ABOUT THIS TASK: Every line holding the string "JSON" should be copied from the listing.

WORKING DATA:
========================================================================
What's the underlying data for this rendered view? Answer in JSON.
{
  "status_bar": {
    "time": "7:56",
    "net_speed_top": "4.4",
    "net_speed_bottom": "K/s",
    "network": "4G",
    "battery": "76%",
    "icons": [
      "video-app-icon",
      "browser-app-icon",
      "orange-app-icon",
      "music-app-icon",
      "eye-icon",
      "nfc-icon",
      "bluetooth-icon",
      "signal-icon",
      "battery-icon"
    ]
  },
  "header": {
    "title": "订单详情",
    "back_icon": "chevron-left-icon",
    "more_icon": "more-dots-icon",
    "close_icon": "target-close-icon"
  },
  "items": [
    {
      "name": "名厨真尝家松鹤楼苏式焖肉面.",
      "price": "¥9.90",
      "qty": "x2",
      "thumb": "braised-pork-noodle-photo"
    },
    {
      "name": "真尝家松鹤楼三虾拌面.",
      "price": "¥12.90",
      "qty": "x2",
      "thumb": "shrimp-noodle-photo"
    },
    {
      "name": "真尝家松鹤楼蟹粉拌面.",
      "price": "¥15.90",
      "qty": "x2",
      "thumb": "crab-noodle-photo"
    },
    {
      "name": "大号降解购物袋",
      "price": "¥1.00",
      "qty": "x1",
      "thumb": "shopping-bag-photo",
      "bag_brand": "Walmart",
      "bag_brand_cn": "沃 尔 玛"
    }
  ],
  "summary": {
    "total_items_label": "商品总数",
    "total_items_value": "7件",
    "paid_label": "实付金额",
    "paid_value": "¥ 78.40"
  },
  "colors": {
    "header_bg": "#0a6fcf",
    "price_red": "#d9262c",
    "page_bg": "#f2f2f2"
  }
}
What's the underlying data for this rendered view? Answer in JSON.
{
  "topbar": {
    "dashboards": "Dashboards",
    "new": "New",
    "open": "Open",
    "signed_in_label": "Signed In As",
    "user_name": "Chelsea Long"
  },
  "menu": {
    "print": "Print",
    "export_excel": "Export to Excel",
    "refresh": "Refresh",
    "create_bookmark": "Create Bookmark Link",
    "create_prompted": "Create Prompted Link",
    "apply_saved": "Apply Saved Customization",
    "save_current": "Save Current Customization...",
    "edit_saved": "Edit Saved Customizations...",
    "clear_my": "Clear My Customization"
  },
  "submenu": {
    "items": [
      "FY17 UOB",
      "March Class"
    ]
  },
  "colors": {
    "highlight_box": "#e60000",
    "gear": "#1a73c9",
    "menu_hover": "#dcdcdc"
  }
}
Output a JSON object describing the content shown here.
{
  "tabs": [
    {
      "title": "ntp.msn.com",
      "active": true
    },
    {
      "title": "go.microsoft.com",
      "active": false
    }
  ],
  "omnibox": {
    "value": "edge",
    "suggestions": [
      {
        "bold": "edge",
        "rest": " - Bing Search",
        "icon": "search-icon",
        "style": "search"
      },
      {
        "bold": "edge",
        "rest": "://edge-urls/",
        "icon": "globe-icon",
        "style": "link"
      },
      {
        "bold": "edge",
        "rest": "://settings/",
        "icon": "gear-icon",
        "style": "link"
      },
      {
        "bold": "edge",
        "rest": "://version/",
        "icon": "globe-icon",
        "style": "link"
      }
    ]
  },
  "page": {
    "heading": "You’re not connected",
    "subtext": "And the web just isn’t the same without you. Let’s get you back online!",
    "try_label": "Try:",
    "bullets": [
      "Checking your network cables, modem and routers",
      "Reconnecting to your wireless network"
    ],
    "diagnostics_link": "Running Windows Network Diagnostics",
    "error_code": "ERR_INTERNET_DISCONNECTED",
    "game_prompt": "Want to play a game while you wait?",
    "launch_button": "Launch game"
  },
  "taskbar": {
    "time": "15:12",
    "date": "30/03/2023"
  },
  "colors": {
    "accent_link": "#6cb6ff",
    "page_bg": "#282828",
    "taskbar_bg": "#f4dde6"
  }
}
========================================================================
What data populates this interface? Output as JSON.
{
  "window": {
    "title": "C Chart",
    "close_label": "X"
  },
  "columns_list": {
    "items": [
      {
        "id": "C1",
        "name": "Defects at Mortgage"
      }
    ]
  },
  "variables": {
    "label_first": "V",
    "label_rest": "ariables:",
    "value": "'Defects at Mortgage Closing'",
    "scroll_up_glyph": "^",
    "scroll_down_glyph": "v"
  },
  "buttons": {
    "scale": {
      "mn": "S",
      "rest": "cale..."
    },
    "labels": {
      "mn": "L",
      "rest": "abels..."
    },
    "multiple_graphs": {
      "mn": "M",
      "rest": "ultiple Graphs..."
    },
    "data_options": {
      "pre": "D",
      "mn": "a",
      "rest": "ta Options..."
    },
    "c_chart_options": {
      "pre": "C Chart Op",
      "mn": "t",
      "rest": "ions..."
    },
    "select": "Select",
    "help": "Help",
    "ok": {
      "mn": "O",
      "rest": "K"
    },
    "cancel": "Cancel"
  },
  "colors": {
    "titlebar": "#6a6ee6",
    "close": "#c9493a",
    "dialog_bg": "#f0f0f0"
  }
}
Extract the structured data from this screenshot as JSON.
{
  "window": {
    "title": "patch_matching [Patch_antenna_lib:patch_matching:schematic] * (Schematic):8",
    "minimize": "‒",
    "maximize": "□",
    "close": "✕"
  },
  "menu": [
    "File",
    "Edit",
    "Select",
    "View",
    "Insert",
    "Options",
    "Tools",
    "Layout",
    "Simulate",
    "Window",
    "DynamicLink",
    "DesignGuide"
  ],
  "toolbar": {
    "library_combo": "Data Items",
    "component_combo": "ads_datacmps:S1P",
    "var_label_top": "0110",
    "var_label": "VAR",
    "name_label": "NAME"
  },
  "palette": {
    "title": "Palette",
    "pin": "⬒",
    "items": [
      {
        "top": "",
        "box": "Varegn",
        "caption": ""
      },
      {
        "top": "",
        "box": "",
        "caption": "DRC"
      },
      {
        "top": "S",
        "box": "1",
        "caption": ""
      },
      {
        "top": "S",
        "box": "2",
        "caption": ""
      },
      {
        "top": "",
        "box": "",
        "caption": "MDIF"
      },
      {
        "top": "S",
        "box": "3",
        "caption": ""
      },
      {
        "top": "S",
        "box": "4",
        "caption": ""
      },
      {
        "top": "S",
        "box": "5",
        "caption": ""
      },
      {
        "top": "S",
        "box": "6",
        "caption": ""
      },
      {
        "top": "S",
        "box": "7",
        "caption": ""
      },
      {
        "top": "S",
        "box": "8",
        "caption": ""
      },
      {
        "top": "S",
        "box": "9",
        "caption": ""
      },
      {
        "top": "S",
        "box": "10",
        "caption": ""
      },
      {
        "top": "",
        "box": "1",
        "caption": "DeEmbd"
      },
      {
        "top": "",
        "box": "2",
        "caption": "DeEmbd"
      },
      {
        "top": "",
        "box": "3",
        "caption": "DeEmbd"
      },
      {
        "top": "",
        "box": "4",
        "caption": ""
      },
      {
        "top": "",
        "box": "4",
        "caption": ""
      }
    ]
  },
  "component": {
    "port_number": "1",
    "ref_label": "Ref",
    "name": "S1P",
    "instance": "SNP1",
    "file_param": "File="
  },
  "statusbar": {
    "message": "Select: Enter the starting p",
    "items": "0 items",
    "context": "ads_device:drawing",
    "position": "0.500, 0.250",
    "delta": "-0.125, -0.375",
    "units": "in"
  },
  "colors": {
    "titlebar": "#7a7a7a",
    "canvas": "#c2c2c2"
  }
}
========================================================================
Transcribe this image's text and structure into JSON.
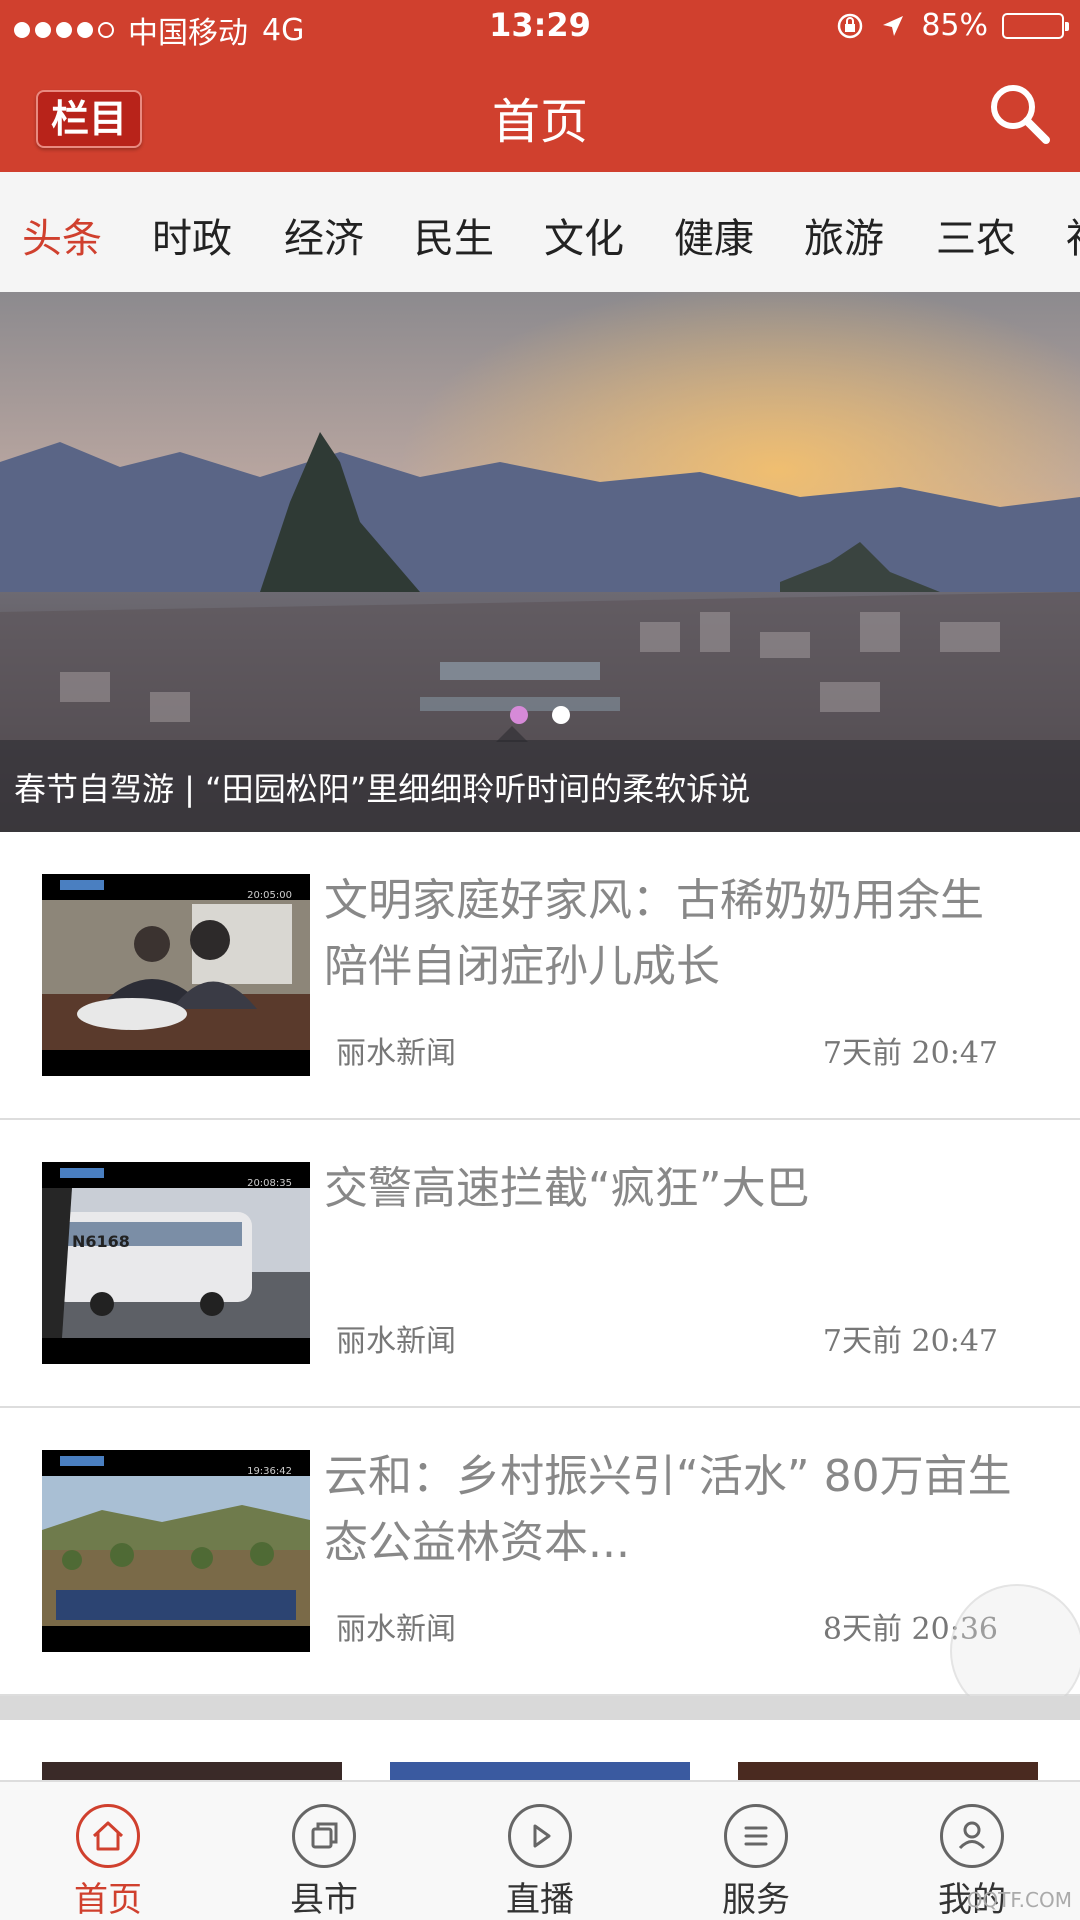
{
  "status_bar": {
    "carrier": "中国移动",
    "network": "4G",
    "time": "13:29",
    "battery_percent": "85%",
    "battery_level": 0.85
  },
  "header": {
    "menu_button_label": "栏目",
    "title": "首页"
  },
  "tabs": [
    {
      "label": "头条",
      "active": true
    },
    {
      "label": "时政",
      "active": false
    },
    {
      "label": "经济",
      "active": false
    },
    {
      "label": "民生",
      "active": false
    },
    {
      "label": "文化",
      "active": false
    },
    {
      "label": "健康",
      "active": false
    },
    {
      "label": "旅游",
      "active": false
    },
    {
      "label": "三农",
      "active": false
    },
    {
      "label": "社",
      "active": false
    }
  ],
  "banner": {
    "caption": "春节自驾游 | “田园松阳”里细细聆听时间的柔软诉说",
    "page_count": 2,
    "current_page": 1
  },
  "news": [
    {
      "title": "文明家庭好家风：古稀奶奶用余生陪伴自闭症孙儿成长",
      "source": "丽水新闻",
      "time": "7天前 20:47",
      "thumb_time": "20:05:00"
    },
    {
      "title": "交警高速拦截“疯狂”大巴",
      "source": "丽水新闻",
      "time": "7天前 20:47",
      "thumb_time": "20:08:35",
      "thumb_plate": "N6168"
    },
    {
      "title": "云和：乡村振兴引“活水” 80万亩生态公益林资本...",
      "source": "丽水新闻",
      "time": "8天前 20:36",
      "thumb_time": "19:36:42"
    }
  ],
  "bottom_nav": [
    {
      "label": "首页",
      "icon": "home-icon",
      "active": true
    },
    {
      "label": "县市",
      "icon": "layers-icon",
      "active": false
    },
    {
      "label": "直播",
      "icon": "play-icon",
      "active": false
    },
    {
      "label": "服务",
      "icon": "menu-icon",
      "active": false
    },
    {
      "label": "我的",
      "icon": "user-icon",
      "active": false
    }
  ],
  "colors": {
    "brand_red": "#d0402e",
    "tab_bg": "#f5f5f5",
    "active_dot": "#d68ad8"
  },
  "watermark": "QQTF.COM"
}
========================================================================
SOLUTION BELOW:
What's the underlying data for this rendered view? Answer in JSON.
What's the underlying data for this rendered view? Answer in JSON.
Output a JSON object describing the content shown here.
What data populates this interface? Output as JSON.
Extract the structured data from this screenshot as JSON.
Transcribe this image's text and structure into JSON.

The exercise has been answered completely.